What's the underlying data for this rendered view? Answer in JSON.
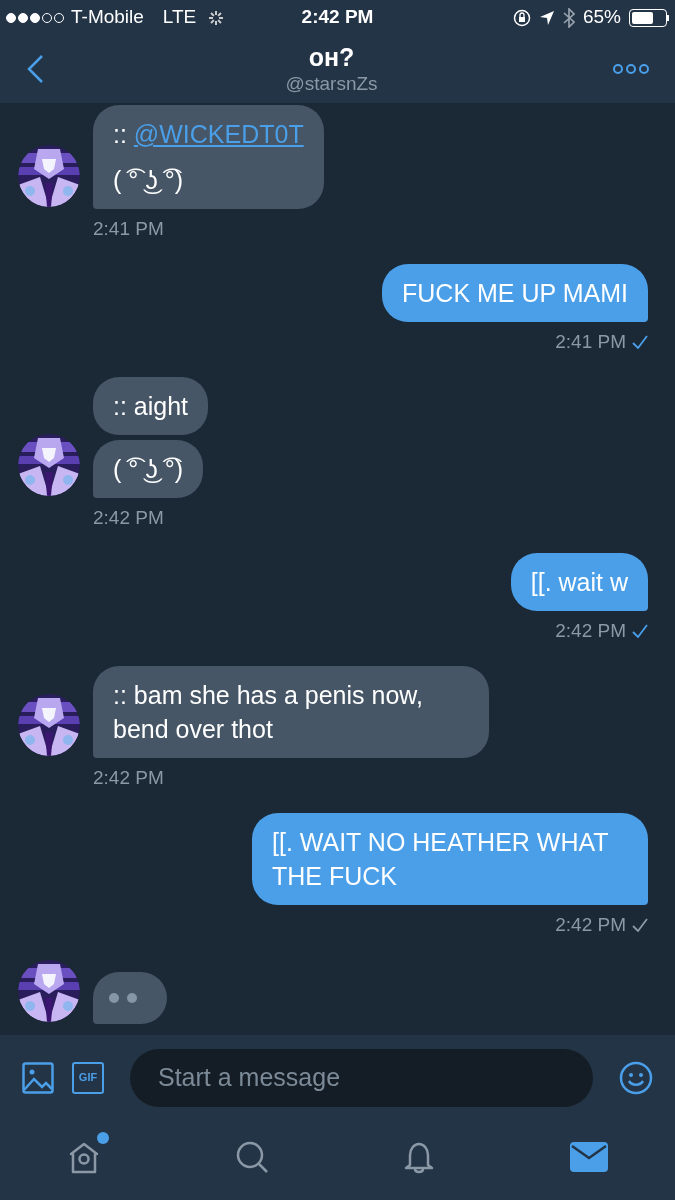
{
  "status_bar": {
    "carrier": "T-Mobile",
    "network": "LTE",
    "time": "2:42 PM",
    "battery": "65%"
  },
  "header": {
    "title": "ᴏʜ?",
    "handle": "@starsnZs"
  },
  "messages": [
    {
      "kind": "incoming",
      "bubbles": [
        {
          "kind": "text",
          "paragraphs": [
            {
              "text": ":: ",
              "link": "@WICKEDT0T"
            },
            {
              "text": "( ͡° ͜ʖ ͡°)"
            }
          ]
        }
      ],
      "time": "2:41 PM"
    },
    {
      "kind": "outgoing",
      "bubbles": [
        {
          "kind": "text",
          "paragraphs": [
            {
              "text": "FUCK ME UP MAMI"
            }
          ]
        }
      ],
      "time": "2:41 PM",
      "read": true
    },
    {
      "kind": "incoming",
      "bubbles": [
        {
          "kind": "text",
          "paragraphs": [
            {
              "text": ":: aight"
            }
          ]
        },
        {
          "kind": "text",
          "paragraphs": [
            {
              "text": "( ͡° ͜ʖ ͡°)"
            }
          ]
        }
      ],
      "time": "2:42 PM"
    },
    {
      "kind": "outgoing",
      "bubbles": [
        {
          "kind": "text",
          "paragraphs": [
            {
              "text": "[[. wait w"
            }
          ]
        }
      ],
      "time": "2:42 PM",
      "read": true
    },
    {
      "kind": "incoming",
      "bubbles": [
        {
          "kind": "text",
          "paragraphs": [
            {
              "text": ":: bam she has a penis now, bend over thot"
            }
          ]
        }
      ],
      "time": "2:42 PM"
    },
    {
      "kind": "outgoing",
      "bubbles": [
        {
          "kind": "text",
          "paragraphs": [
            {
              "text": "[[. WAIT NO HEATHER WHAT THE FUCK"
            }
          ]
        }
      ],
      "time": "2:42 PM",
      "read": false
    },
    {
      "kind": "incoming",
      "bubbles": [
        {
          "kind": "typing"
        }
      ]
    }
  ],
  "composer": {
    "placeholder": "Start a message",
    "gif_label": "GIF"
  },
  "tabs": [
    {
      "kind": "home",
      "selected": false,
      "badge": true
    },
    {
      "kind": "search",
      "selected": false,
      "badge": false
    },
    {
      "kind": "notifications",
      "selected": false,
      "badge": false
    },
    {
      "kind": "messages",
      "selected": true,
      "badge": false
    }
  ]
}
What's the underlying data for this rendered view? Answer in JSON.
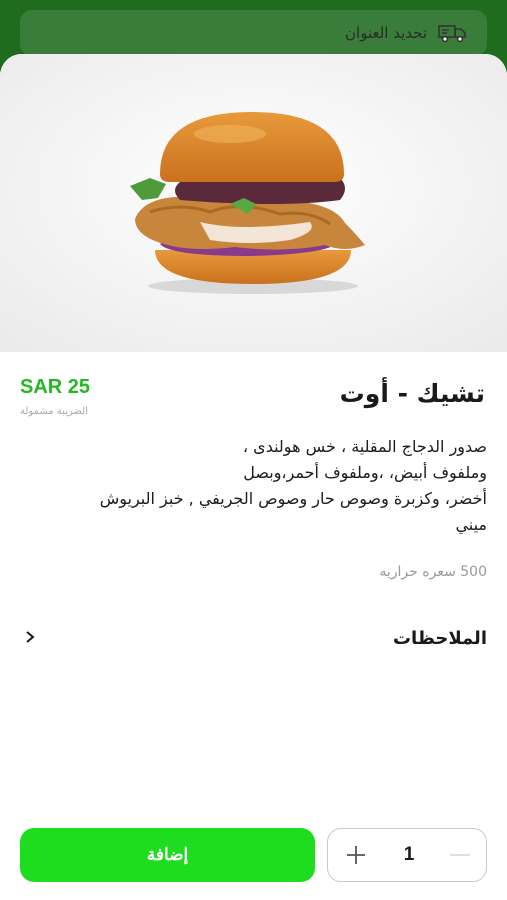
{
  "header": {
    "address_label": "تحديد العنوان",
    "icon": "delivery-truck-icon"
  },
  "product": {
    "title": "تشيك - أوت",
    "price": "SAR 25",
    "tax_note": "الضريبة مشمولة",
    "description_lines": [
      "صدور الدجاج المقلية ، خس هولندى ،",
      "وملفوف أبيض، ،وملفوف أحمر،وبصل",
      "أخضر، وكزبرة وصوص حار وصوص الجريفي , خبز البريوش",
      "ميني"
    ],
    "calories": "500 سعره حراريه",
    "image_icon": "burger-photo"
  },
  "notes": {
    "label": "الملاحظات",
    "icon": "chevron-right-icon"
  },
  "footer": {
    "add_label": "إضافة",
    "quantity": "1",
    "minus_icon": "minus-icon",
    "plus_icon": "plus-icon"
  },
  "colors": {
    "brand_green": "#1edc1e",
    "header_green": "#1f6c1f",
    "price_green": "#22b822"
  }
}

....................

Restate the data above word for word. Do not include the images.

Answer to this task:
What's the underlying data for this rendered view? Answer in JSON.
{
  "status_bar": {
    "carrier": "T-Mobile",
    "network": "LTE",
    "time": "2:42 PM",
    "battery": "65%"
  },
  "header": {
    "title": "ᴏʜ?",
    "handle": "@starsnZs"
  },
  "messages": [
    {
      "kind": "incoming",
      "bubbles": [
        {
          "kind": "text",
          "paragraphs": [
            {
              "text": ":: ",
              "link": "@WICKEDT0T"
            },
            {
              "text": "( ͡° ͜ʖ ͡°)"
            }
          ]
        }
      ],
      "time": "2:41 PM"
    },
    {
      "kind": "outgoing",
      "bubbles": [
        {
          "kind": "text",
          "paragraphs": [
            {
              "text": "FUCK ME UP MAMI"
            }
          ]
        }
      ],
      "time": "2:41 PM",
      "read": true
    },
    {
      "kind": "incoming",
      "bubbles": [
        {
          "kind": "text",
          "paragraphs": [
            {
              "text": ":: aight"
            }
          ]
        },
        {
          "kind": "text",
          "paragraphs": [
            {
              "text": "( ͡° ͜ʖ ͡°)"
            }
          ]
        }
      ],
      "time": "2:42 PM"
    },
    {
      "kind": "outgoing",
      "bubbles": [
        {
          "kind": "text",
          "paragraphs": [
            {
              "text": "[[. wait w"
            }
          ]
        }
      ],
      "time": "2:42 PM",
      "read": true
    },
    {
      "kind": "incoming",
      "bubbles": [
        {
          "kind": "text",
          "paragraphs": [
            {
              "text": ":: bam she has a penis now, bend over thot"
            }
          ]
        }
      ],
      "time": "2:42 PM"
    },
    {
      "kind": "outgoing",
      "bubbles": [
        {
          "kind": "text",
          "paragraphs": [
            {
              "text": "[[. WAIT NO HEATHER WHAT THE FUCK"
            }
          ]
        }
      ],
      "time": "2:42 PM",
      "read": false
    },
    {
      "kind": "incoming",
      "bubbles": [
        {
          "kind": "typing"
        }
      ]
    }
  ],
  "composer": {
    "placeholder": "Start a message",
    "gif_label": "GIF"
  },
  "tabs": [
    {
      "kind": "home",
      "selected": false,
      "badge": true
    },
    {
      "kind": "search",
      "selected": false,
      "badge": false
    },
    {
      "kind": "notifications",
      "selected": false,
      "badge": false
    },
    {
      "kind": "messages",
      "selected": true,
      "badge": false
    }
  ]
}
What's the underlying data for this rendered view? Answer in JSON.
{
  "header": {
    "address_label": "تحديد العنوان",
    "icon": "delivery-truck-icon"
  },
  "product": {
    "title": "تشيك - أوت",
    "price": "SAR 25",
    "tax_note": "الضريبة مشمولة",
    "description_lines": [
      "صدور الدجاج المقلية ، خس هولندى ،",
      "وملفوف أبيض، ،وملفوف أحمر،وبصل",
      "أخضر، وكزبرة وصوص حار وصوص الجريفي , خبز البريوش",
      "ميني"
    ],
    "calories": "500 سعره حراريه",
    "image_icon": "burger-photo"
  },
  "notes": {
    "label": "الملاحظات",
    "icon": "chevron-right-icon"
  },
  "footer": {
    "add_label": "إضافة",
    "quantity": "1",
    "minus_icon": "minus-icon",
    "plus_icon": "plus-icon"
  },
  "colors": {
    "brand_green": "#1edc1e",
    "header_green": "#1f6c1f",
    "price_green": "#22b822"
  }
}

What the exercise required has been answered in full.